How do we go about thinking that we don’t know it all? Humility. Humility. It’s all about humility. When we think we know it all. It is again a matter of pride. When we think we have all the answers, it says that we think we have arrived. We have made ourselves god. Pride is fertile soil for sin. When we think we know it all, we think that everything we do is right. We fall prey to our own pride. We rationalize our behavior away and slowly anything becomes fair game. Sin awaits. Discord awaits. When we realize that we do not know it all is the beginning of humility. When we realize that there are others more talented than us is the beginning of humility. When we realize that we do not have the answers is when God can work on us. When we realize that we have so much to learn is when God can really use us. An humble heart is putty in God’s hands. When we stop trying to rule our own world and tear others down when they expose our weaknesses is when we realize that we are not greater than we are. It is when we realize that we have need of something greater than ourselves. It is when we realize that we will never be God for He is God alone. He is above and beyond us. When we realize that we are not god, God can begin to mold us and use us for the purpose He intended for our lives. For the Christ follower, the most freeing moment in our life history is when we realize that we are not god and that He is. Let go and let God. When we humble ourselves to realize we are not our own god, it is the beginning of humility. When we realize that we are not god, we can see others as just as deserving of God’s grace as we are. When we realize that we are not god, everyone is deserving of love and respect. When we realize that we are sinners and are not perfect, we begin to give others some slack for not being perfect. When we realize that if it were not for the grace of Jesus Christ, we would be destined for hell, it takes our pride away. Humility begins. Love begins. Harmony begins.

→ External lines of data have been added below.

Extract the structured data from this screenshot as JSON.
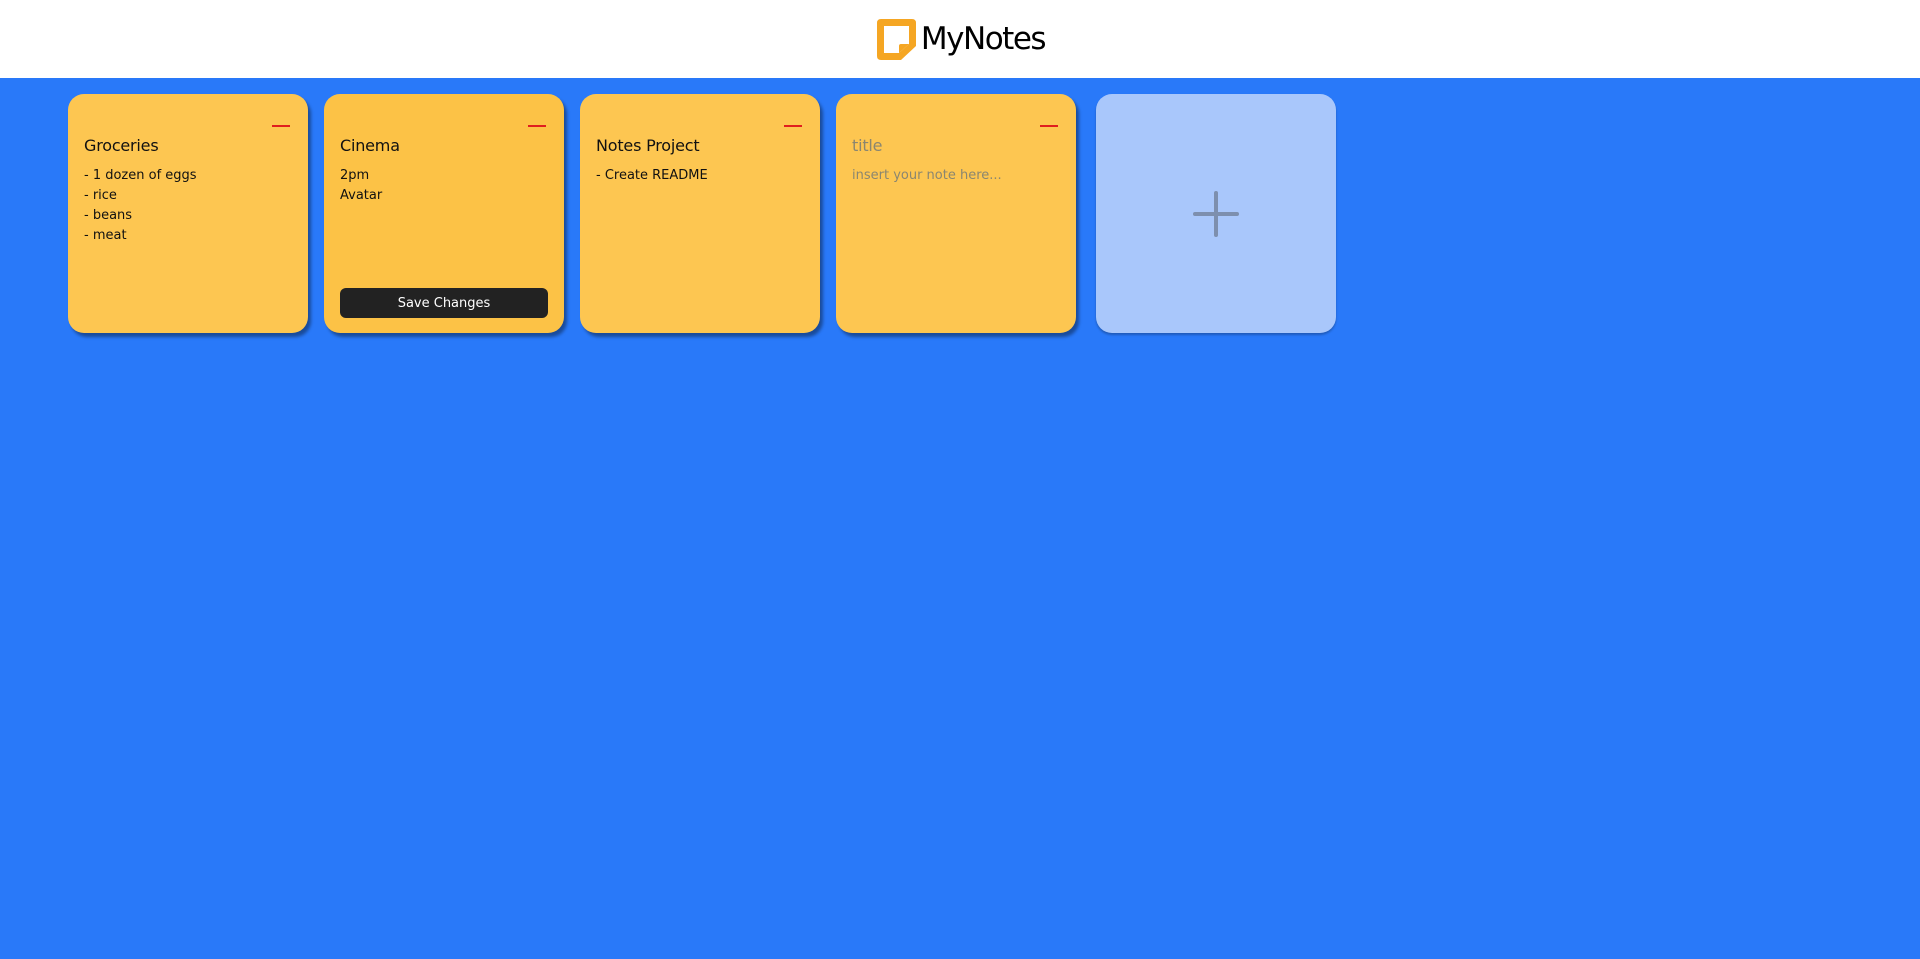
{
  "app": {
    "name": "MyNotes",
    "logo_icon": "sticky-note-icon",
    "logo_color": "#f5a623"
  },
  "notes": [
    {
      "title": "Groceries",
      "lines": [
        "- 1 dozen of eggs",
        "- rice",
        "- beans",
        "- meat"
      ]
    },
    {
      "title": "Cinema",
      "lines": [
        "2pm",
        "Avatar"
      ],
      "save_label": "Save Changes"
    },
    {
      "title": "Notes Project",
      "lines": [
        "- Create README"
      ]
    }
  ],
  "new_note": {
    "title_placeholder": "title",
    "body_placeholder": "insert your note here..."
  },
  "add_button": {
    "icon": "plus-icon"
  },
  "colors": {
    "background": "#2979f9",
    "header": "#ffffff",
    "note": "#fdc651",
    "add_card": "#a9c7fb",
    "delete": "#e01e1e",
    "save_button": "#222222"
  }
}
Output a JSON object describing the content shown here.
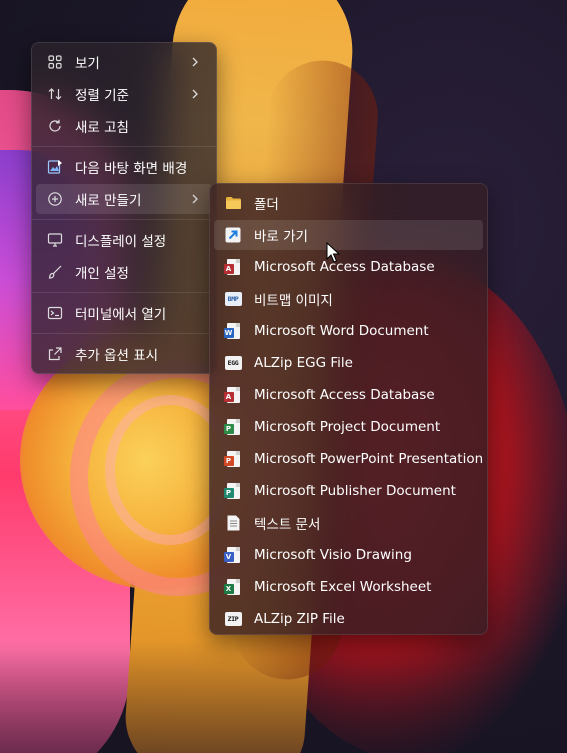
{
  "colors": {
    "menu_bg": "#2c242c",
    "submenu_bg": "#341e24",
    "hover": "#ffffff1c",
    "folder": "#f2c14e",
    "shortcut": "#2f8fe8",
    "access": "#c0392b",
    "word": "#2b65c2",
    "project": "#2f8a4a",
    "powerpoint": "#d24726",
    "publisher": "#1f8a70",
    "visio": "#3a5fc4",
    "excel": "#1e7a45"
  },
  "main_menu": {
    "items": [
      {
        "label": "보기",
        "icon": "grid-icon",
        "has_submenu": true
      },
      {
        "label": "정렬 기준",
        "icon": "sort-icon",
        "has_submenu": true
      },
      {
        "label": "새로 고침",
        "icon": "refresh-icon",
        "has_submenu": false
      },
      {
        "label": "다음 바탕 화면 배경",
        "icon": "next-background-icon",
        "has_submenu": false
      },
      {
        "label": "새로 만들기",
        "icon": "new-plus-icon",
        "has_submenu": true,
        "active": true
      },
      {
        "label": "디스플레이 설정",
        "icon": "display-icon",
        "has_submenu": false
      },
      {
        "label": "개인 설정",
        "icon": "brush-icon",
        "has_submenu": false
      },
      {
        "label": "터미널에서 열기",
        "icon": "terminal-icon",
        "has_submenu": false
      },
      {
        "label": "추가 옵션 표시",
        "icon": "more-options-icon",
        "has_submenu": false
      }
    ]
  },
  "sub_menu": {
    "items": [
      {
        "label": "폴더",
        "icon": "folder-icon"
      },
      {
        "label": "바로 가기",
        "icon": "shortcut-icon",
        "hovered": true
      },
      {
        "label": "Microsoft Access Database",
        "icon": "access-icon"
      },
      {
        "label": "비트맵 이미지",
        "icon": "bitmap-icon",
        "icon_text": "BMP"
      },
      {
        "label": "Microsoft Word Document",
        "icon": "word-icon"
      },
      {
        "label": "ALZip EGG File",
        "icon": "egg-icon",
        "icon_text": "EGG"
      },
      {
        "label": "Microsoft Access Database",
        "icon": "access-icon"
      },
      {
        "label": "Microsoft Project Document",
        "icon": "project-icon"
      },
      {
        "label": "Microsoft PowerPoint Presentation",
        "icon": "powerpoint-icon"
      },
      {
        "label": "Microsoft Publisher Document",
        "icon": "publisher-icon"
      },
      {
        "label": "텍스트 문서",
        "icon": "text-document-icon"
      },
      {
        "label": "Microsoft Visio Drawing",
        "icon": "visio-icon"
      },
      {
        "label": "Microsoft Excel Worksheet",
        "icon": "excel-icon"
      },
      {
        "label": "ALZip ZIP File",
        "icon": "zip-icon",
        "icon_text": "ZIP"
      }
    ]
  }
}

Father, thank you for today’s meditation of a single verse of Scripture that says so much. Help me Father to love others because you love them. Help me to seek humility and not pride. Help me to see every fellow human being as deserving of being here. Help me to see everyone as equally deserving of dignity and respect. Help me to see them as your children. Help me to see them as deserving of hearing your gospel. Help me to see every person through the eyes that you see them with. Amen.